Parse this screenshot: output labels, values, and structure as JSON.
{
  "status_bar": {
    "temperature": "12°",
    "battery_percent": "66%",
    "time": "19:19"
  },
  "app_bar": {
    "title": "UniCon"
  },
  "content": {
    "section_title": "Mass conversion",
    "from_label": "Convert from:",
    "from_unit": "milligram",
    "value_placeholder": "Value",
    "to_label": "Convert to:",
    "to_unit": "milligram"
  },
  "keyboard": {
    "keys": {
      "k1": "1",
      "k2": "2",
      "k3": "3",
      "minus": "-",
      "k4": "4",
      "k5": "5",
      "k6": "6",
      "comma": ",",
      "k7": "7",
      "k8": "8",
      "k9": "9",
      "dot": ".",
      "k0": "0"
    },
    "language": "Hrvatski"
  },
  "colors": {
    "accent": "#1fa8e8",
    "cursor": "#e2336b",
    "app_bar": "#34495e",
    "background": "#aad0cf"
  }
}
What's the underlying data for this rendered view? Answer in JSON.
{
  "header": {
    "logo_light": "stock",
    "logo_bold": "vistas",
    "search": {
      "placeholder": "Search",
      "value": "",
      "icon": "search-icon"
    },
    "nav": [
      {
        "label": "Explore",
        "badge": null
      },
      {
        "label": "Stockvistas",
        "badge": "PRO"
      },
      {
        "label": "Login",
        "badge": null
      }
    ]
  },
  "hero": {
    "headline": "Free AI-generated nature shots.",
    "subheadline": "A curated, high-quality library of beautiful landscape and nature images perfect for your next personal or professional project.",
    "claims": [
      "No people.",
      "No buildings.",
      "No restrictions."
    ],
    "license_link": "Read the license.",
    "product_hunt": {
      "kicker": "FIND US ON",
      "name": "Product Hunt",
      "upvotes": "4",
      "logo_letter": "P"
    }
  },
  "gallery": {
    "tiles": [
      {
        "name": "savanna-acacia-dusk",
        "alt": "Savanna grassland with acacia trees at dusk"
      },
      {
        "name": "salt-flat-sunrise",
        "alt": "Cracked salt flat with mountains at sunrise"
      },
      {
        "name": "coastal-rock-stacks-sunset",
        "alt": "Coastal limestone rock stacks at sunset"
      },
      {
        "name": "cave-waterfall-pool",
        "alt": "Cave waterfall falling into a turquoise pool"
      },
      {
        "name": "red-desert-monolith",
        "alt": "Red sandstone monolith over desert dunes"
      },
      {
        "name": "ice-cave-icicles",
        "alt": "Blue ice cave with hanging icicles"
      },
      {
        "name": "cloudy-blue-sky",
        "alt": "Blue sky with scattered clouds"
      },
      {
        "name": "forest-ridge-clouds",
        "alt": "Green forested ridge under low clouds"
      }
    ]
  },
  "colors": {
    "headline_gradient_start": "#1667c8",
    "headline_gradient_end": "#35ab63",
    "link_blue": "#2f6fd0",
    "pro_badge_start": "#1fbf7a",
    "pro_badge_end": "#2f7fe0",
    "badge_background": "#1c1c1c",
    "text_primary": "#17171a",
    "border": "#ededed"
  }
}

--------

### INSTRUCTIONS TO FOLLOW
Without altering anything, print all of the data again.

### REPLY
Parse this screenshot: output labels, values, and structure as JSON.
{
  "status_bar": {
    "temperature": "12°",
    "battery_percent": "66%",
    "time": "19:19"
  },
  "app_bar": {
    "title": "UniCon"
  },
  "content": {
    "section_title": "Mass conversion",
    "from_label": "Convert from:",
    "from_unit": "milligram",
    "value_placeholder": "Value",
    "to_label": "Convert to:",
    "to_unit": "milligram"
  },
  "keyboard": {
    "keys": {
      "k1": "1",
      "k2": "2",
      "k3": "3",
      "minus": "-",
      "k4": "4",
      "k5": "5",
      "k6": "6",
      "comma": ",",
      "k7": "7",
      "k8": "8",
      "k9": "9",
      "dot": ".",
      "k0": "0"
    },
    "language": "Hrvatski"
  },
  "colors": {
    "accent": "#1fa8e8",
    "cursor": "#e2336b",
    "app_bar": "#34495e",
    "background": "#aad0cf"
  }
}
What's the underlying data for this rendered view? Answer in JSON.
{
  "header": {
    "logo_light": "stock",
    "logo_bold": "vistas",
    "search": {
      "placeholder": "Search",
      "value": "",
      "icon": "search-icon"
    },
    "nav": [
      {
        "label": "Explore",
        "badge": null
      },
      {
        "label": "Stockvistas",
        "badge": "PRO"
      },
      {
        "label": "Login",
        "badge": null
      }
    ]
  },
  "hero": {
    "headline": "Free AI-generated nature shots.",
    "subheadline": "A curated, high-quality library of beautiful landscape and nature images perfect for your next personal or professional project.",
    "claims": [
      "No people.",
      "No buildings.",
      "No restrictions."
    ],
    "license_link": "Read the license.",
    "product_hunt": {
      "kicker": "FIND US ON",
      "name": "Product Hunt",
      "upvotes": "4",
      "logo_letter": "P"
    }
  },
  "gallery": {
    "tiles": [
      {
        "name": "savanna-acacia-dusk",
        "alt": "Savanna grassland with acacia trees at dusk"
      },
      {
        "name": "salt-flat-sunrise",
        "alt": "Cracked salt flat with mountains at sunrise"
      },
      {
        "name": "coastal-rock-stacks-sunset",
        "alt": "Coastal limestone rock stacks at sunset"
      },
      {
        "name": "cave-waterfall-pool",
        "alt": "Cave waterfall falling into a turquoise pool"
      },
      {
        "name": "red-desert-monolith",
        "alt": "Red sandstone monolith over desert dunes"
      },
      {
        "name": "ice-cave-icicles",
        "alt": "Blue ice cave with hanging icicles"
      },
      {
        "name": "cloudy-blue-sky",
        "alt": "Blue sky with scattered clouds"
      },
      {
        "name": "forest-ridge-clouds",
        "alt": "Green forested ridge under low clouds"
      }
    ]
  },
  "colors": {
    "headline_gradient_start": "#1667c8",
    "headline_gradient_end": "#35ab63",
    "link_blue": "#2f6fd0",
    "pro_badge_start": "#1fbf7a",
    "pro_badge_end": "#2f7fe0",
    "badge_background": "#1c1c1c",
    "text_primary": "#17171a",
    "border": "#ededed"
  }
}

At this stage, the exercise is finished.